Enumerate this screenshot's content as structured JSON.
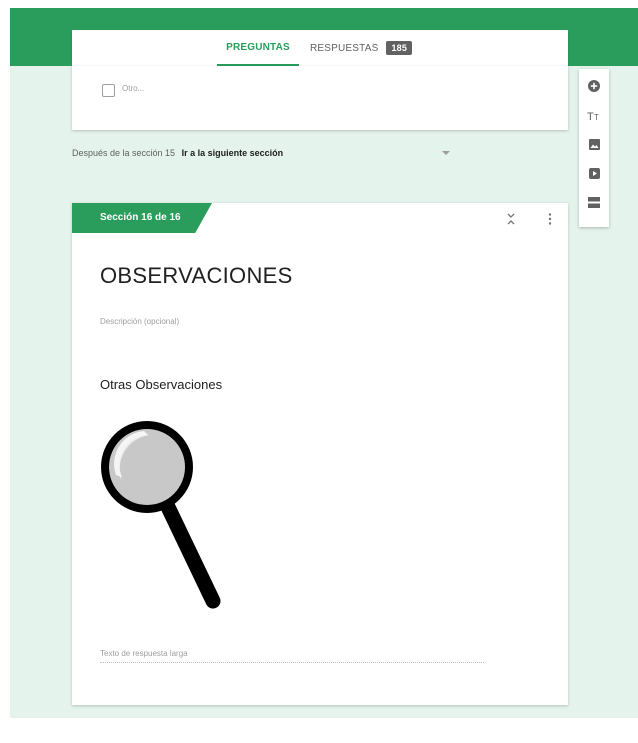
{
  "tabs": {
    "questions_label": "PREGUNTAS",
    "responses_label": "RESPUESTAS",
    "responses_count": "185"
  },
  "prev_card": {
    "other_option_label": "Otro..."
  },
  "after_section": {
    "label": "Después de la sección 15",
    "goto_value": "Ir a la siguiente sección"
  },
  "toolbar": {
    "icons": [
      "add-question-icon",
      "add-title-icon",
      "add-image-icon",
      "add-video-icon",
      "add-section-icon"
    ]
  },
  "section": {
    "tab_label": "Sección 16 de 16",
    "title": "OBSERVACIONES",
    "description_placeholder": "Descripción (opcional)"
  },
  "question": {
    "title": "Otras Observaciones",
    "image_icon": "magnifying-glass-image",
    "answer_placeholder": "Texto de respuesta larga"
  },
  "colors": {
    "brand_green": "#2a9d5c",
    "background": "#e4f3ec"
  }
}
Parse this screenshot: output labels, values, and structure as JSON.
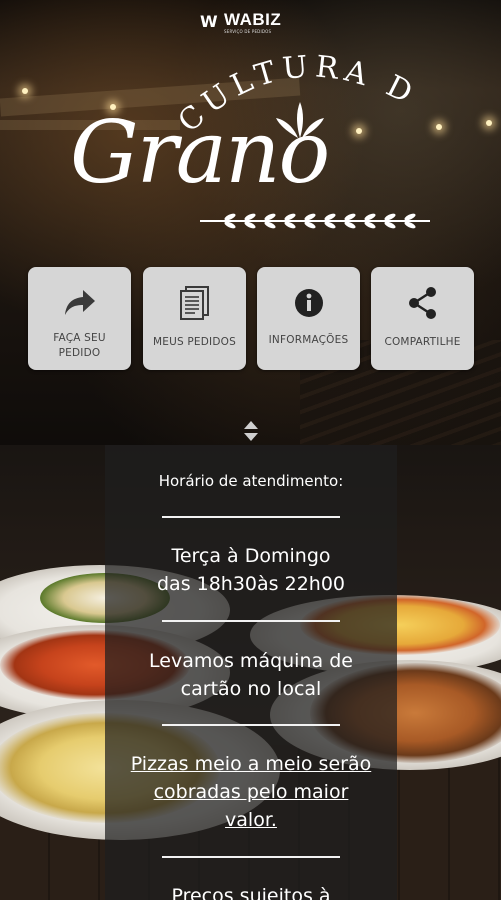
{
  "logo": {
    "mark": "W",
    "name": "WABIZ",
    "sub": "SERVIÇO DE PEDIDOS"
  },
  "brand": {
    "top": "CULTURA DEL",
    "main": "Grano"
  },
  "actions": [
    {
      "label_line1": "FAÇA SEU",
      "label_line2": "PEDIDO",
      "icon": "share-arrow-icon"
    },
    {
      "label_line1": "MEUS PEDIDOS",
      "label_line2": "",
      "icon": "document-list-icon"
    },
    {
      "label_line1": "INFORMAÇÕES",
      "label_line2": "",
      "icon": "info-icon"
    },
    {
      "label_line1": "COMPARTILHE",
      "label_line2": "",
      "icon": "share-icon"
    }
  ],
  "info": {
    "heading": "Horário de atendimento:",
    "hours_line1": "Terça  à Domingo",
    "hours_line2": "das 18h30às 22h00",
    "card_line1": "Levamos máquina de",
    "card_line2": "cartão no local",
    "pizza_line1": "Pizzas meio a meio serão",
    "pizza_line2": "cobradas pelo maior",
    "pizza_line3": "valor.",
    "prices_line1": "Preços sujeitos à"
  },
  "colors": {
    "tile": "#d6d6d6",
    "tile_text": "#444444",
    "panel": "#1e1e1e"
  }
}
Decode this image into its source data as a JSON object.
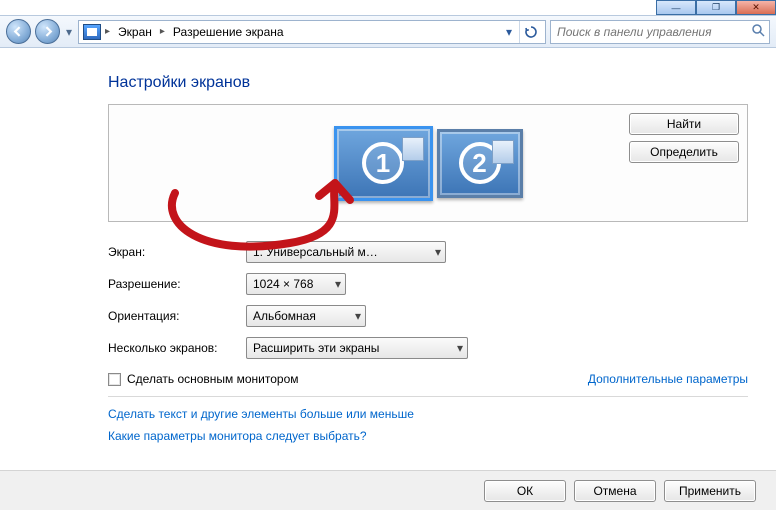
{
  "window_controls": {
    "minimize": "—",
    "maximize": "❐",
    "close": "✕"
  },
  "breadcrumb": {
    "segments": [
      "Экран",
      "Разрешение экрана"
    ]
  },
  "search": {
    "placeholder": "Поиск в панели управления"
  },
  "page": {
    "title": "Настройки экранов"
  },
  "displays_box": {
    "monitors": [
      {
        "number": "1",
        "primary": true
      },
      {
        "number": "2",
        "primary": false
      }
    ],
    "find_btn": "Найти",
    "identify_btn": "Определить"
  },
  "form": {
    "display_label": "Экран:",
    "display_value": "1. Универсальный м…",
    "resolution_label": "Разрешение:",
    "resolution_value": "1024 × 768",
    "orientation_label": "Ориентация:",
    "orientation_value": "Альбомная",
    "multidisplay_label": "Несколько экранов:",
    "multidisplay_value": "Расширить эти экраны"
  },
  "checkbox": {
    "label": "Сделать основным монитором",
    "checked": false
  },
  "links": {
    "advanced": "Дополнительные параметры",
    "make_text_bigger": "Сделать текст и другие элементы больше или меньше",
    "which_monitor": "Какие параметры монитора следует выбрать?"
  },
  "footer": {
    "ok": "ОК",
    "cancel": "Отмена",
    "apply": "Применить"
  }
}
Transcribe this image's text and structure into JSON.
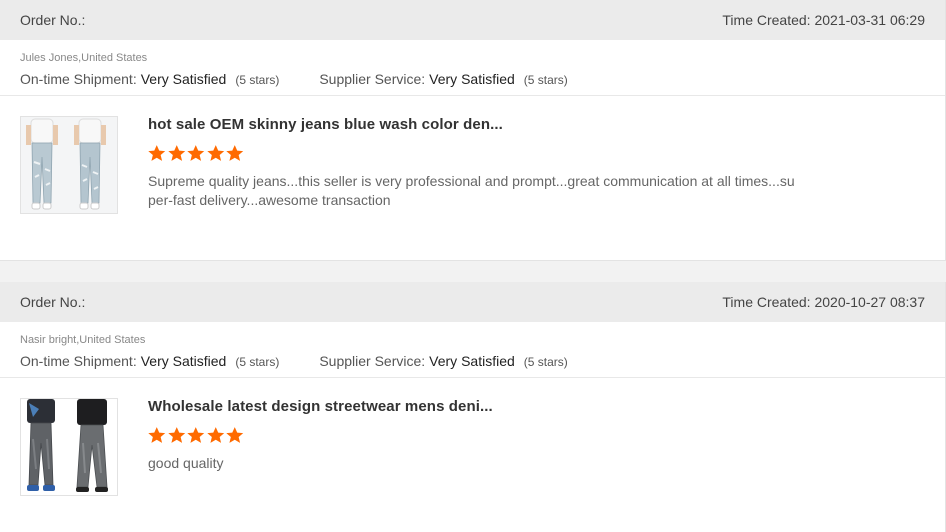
{
  "reviews": [
    {
      "order_label": "Order No.:",
      "time_created": "Time Created: 2021-03-31 06:29",
      "buyer": "Jules Jones,United States",
      "shipment_label": "On-time Shipment:",
      "shipment_value": "Very Satisfied",
      "shipment_count": "(5 stars)",
      "service_label": "Supplier Service:",
      "service_value": "Very Satisfied",
      "service_count": "(5 stars)",
      "product_title": "hot sale OEM skinny jeans blue wash color den...",
      "rating": 5,
      "comment": "Supreme quality jeans...this seller is very professional and prompt...great communication at all times...super-fast delivery...awesome transaction",
      "thumb_icon": "light-wash-jeans-product-image"
    },
    {
      "order_label": "Order No.:",
      "time_created": "Time Created: 2020-10-27 08:37",
      "buyer": "Nasir bright,United States",
      "shipment_label": "On-time Shipment:",
      "shipment_value": "Very Satisfied",
      "shipment_count": "(5 stars)",
      "service_label": "Supplier Service:",
      "service_value": "Very Satisfied",
      "service_count": "(5 stars)",
      "product_title": "Wholesale latest design streetwear mens deni...",
      "rating": 5,
      "comment": "good quality",
      "thumb_icon": "dark-flared-jeans-product-image"
    }
  ],
  "colors": {
    "star": "#ff6a00",
    "header_bg": "#ebebeb"
  }
}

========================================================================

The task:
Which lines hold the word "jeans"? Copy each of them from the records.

Response area:
      "product_title": "hot sale OEM skinny jeans blue wash color den...",
      "comment": "Supreme quality jeans...this seller is very professional and prompt...great communication at all times...super-fast delivery...awesome transaction",
      "thumb_icon": "light-wash-jeans-product-image"
      "thumb_icon": "dark-flared-jeans-product-image"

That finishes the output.